Pilot Study and Online Conference "Media Accountability in the MENA-Region"
The Erich Brost Institute for International Journalism (TU Dortmund University, Germany) published in 2021, the results of a pilot study on media accountability in nine MENA countries. The study includes Algeria, Egypt, Iraq, Jordan, Lebanon, Libya, Morocco, Tunisia, and Syria.
The study is available in Arabic and English language and is based on more than 100 qualitative interviews with local experts. The study provides an overview of the emergence of press/media councils, ethic codes, ombudsmen, media criticism on social media, and other media accountability instruments in the MENA region, and critically discusses their potential role in restrictive regimes.
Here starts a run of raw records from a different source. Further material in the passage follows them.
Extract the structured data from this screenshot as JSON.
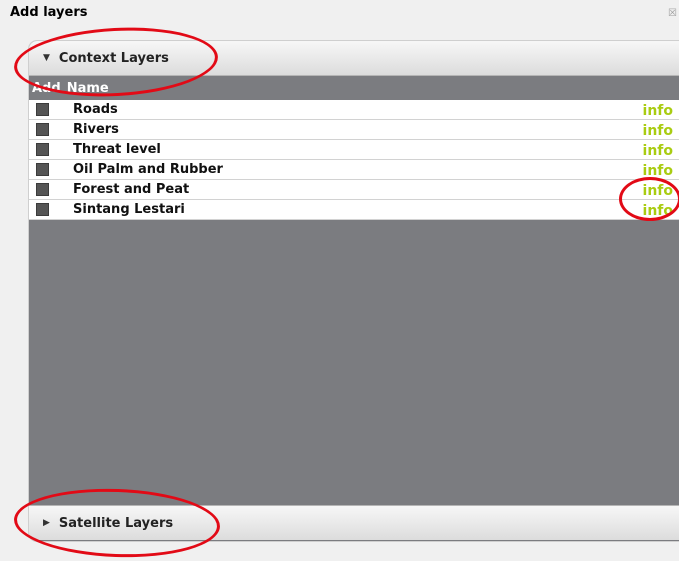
{
  "dialog": {
    "title": "Add layers"
  },
  "context_section": {
    "title": "Context Layers",
    "expanded": true
  },
  "satellite_section": {
    "title": "Satellite Layers",
    "expanded": false
  },
  "table": {
    "col_add": "Add",
    "col_name": "Name"
  },
  "layers": [
    {
      "name": "Roads",
      "info": "info"
    },
    {
      "name": "Rivers",
      "info": "info"
    },
    {
      "name": "Threat level",
      "info": "info"
    },
    {
      "name": "Oil Palm and Rubber",
      "info": "info"
    },
    {
      "name": "Forest and Peat",
      "info": "info"
    },
    {
      "name": "Sintang Lestari",
      "info": "info"
    }
  ],
  "colors": {
    "panel_bg": "#7b7c80",
    "info_link": "#a9cc11",
    "annotation": "#e20a16"
  }
}
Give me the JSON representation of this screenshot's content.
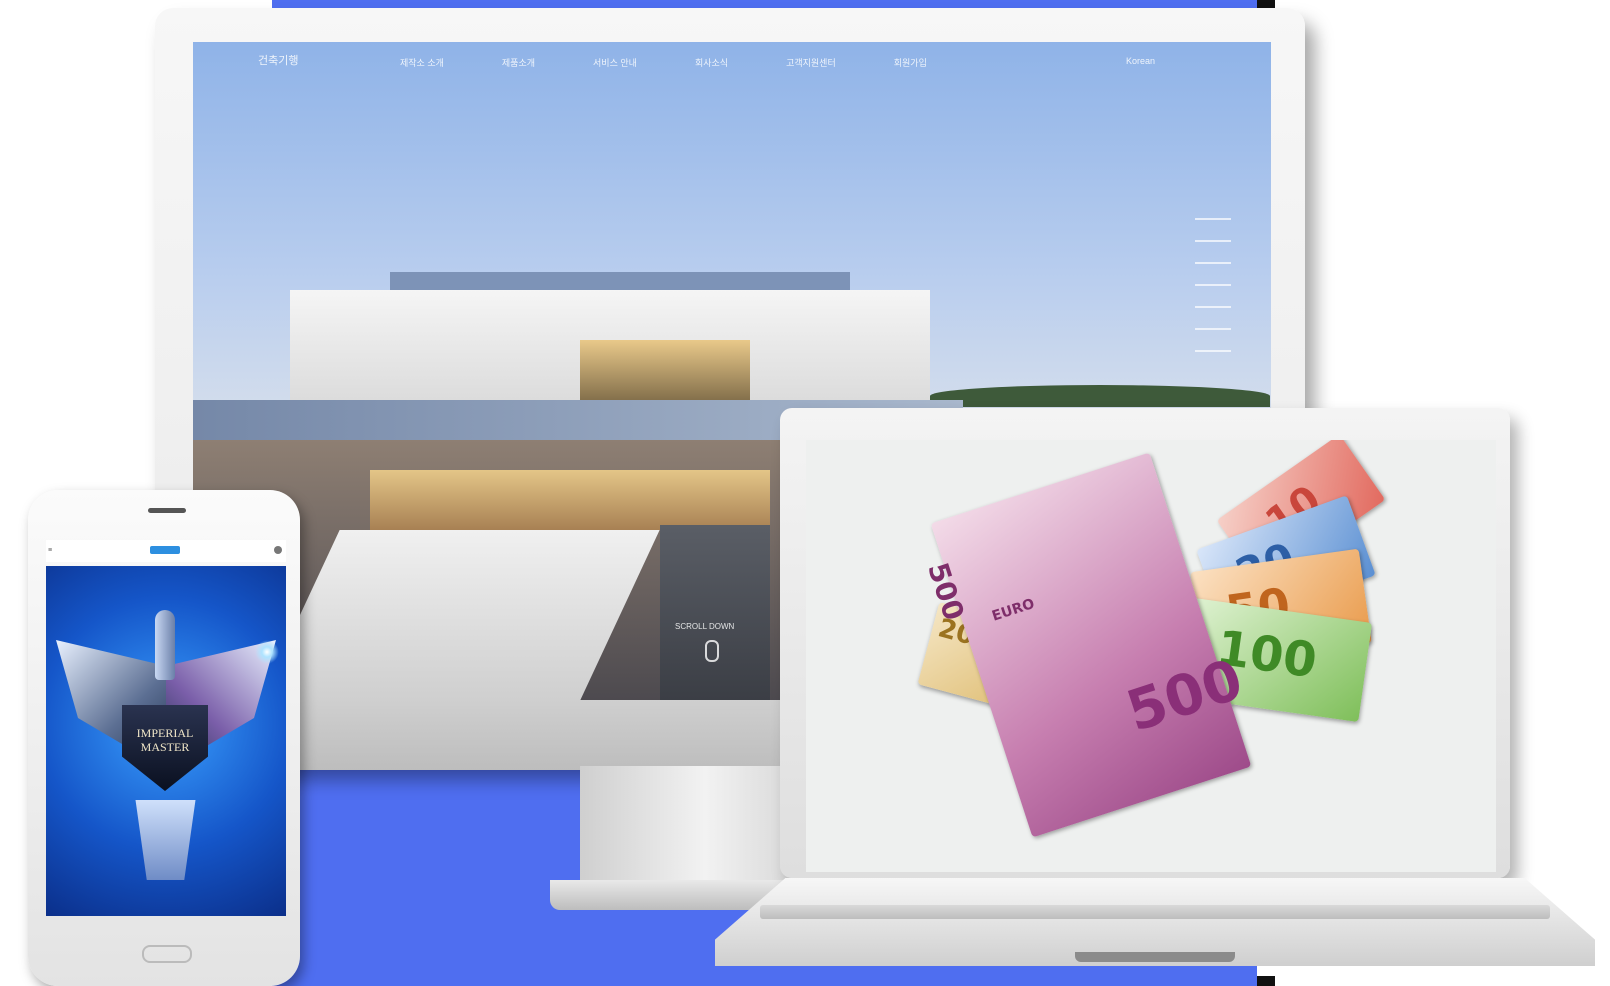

On February 23-25, 2021, the Erich-Brost-Institute for International Journalism conducted in cooperation with the Samir Kassir Foundation (Lebanon), MENA Media Monitoring (Tunisia), Media Development Center Tunisia and Philip Madanat Consultancy (Jordan), a series of high-profile online discussions related to the pilot-study outcomes, reaching about 300 participants from the MENA region.The pilot-study "Media Accountability in the MENA Region" outcomes show that only a few selected aspects of media accountability instruments in MENA have been investigated during recent decades. Freedom of the media and freedom of expression are in many countries restricted by governments or by economic, religious, societal, or other actors, and independent self-regulatory bodies are often missing. However, in the digital age, new forums for media criticism have emerged online.Ayman Mhanna, Executive Director of the Samir Kassir Foundation in Lebanon summarized the findings of the study as following:"The respondents to the survey from each country did not endow the traditional MAIs with much trust. Social media turns out to be a preferred instrument of media accountability in MENA - including countries like Libya that lack most MAIs. Overall, a severe lack of financial sustainability has been identified as a major challenge for media accountability in the MENA region. The lack of safety and protection of journalists has been emphasized as the main threat to media accountability particularly in countries with protracted conflicts like Iraq, Syria or Libya. Media literacy is an essential component towards achieving a minimum degree of media accountability."Representatives from the media, such as journalists, journalists associations as well as media publishers, media NGOs and journalism educators held joint discussions, in which they emphasized the existing challenges in the MENA region related to media accountability, such as shortcomings in the media content, missing public engagement in correcting media content, lack of media accountability trainings at universities, and the necessity to promote media literacy among marginalized groups and decriminalize defamation.In the online conferences, participants stressed that universities could play a more independent role, and could become a more active partner in carrying out media monitoring as a mechanism for accountability. They expressed the necessity to create an independent network of researchers from the MENA region and highlight the need to promote media literacy among the media audiences.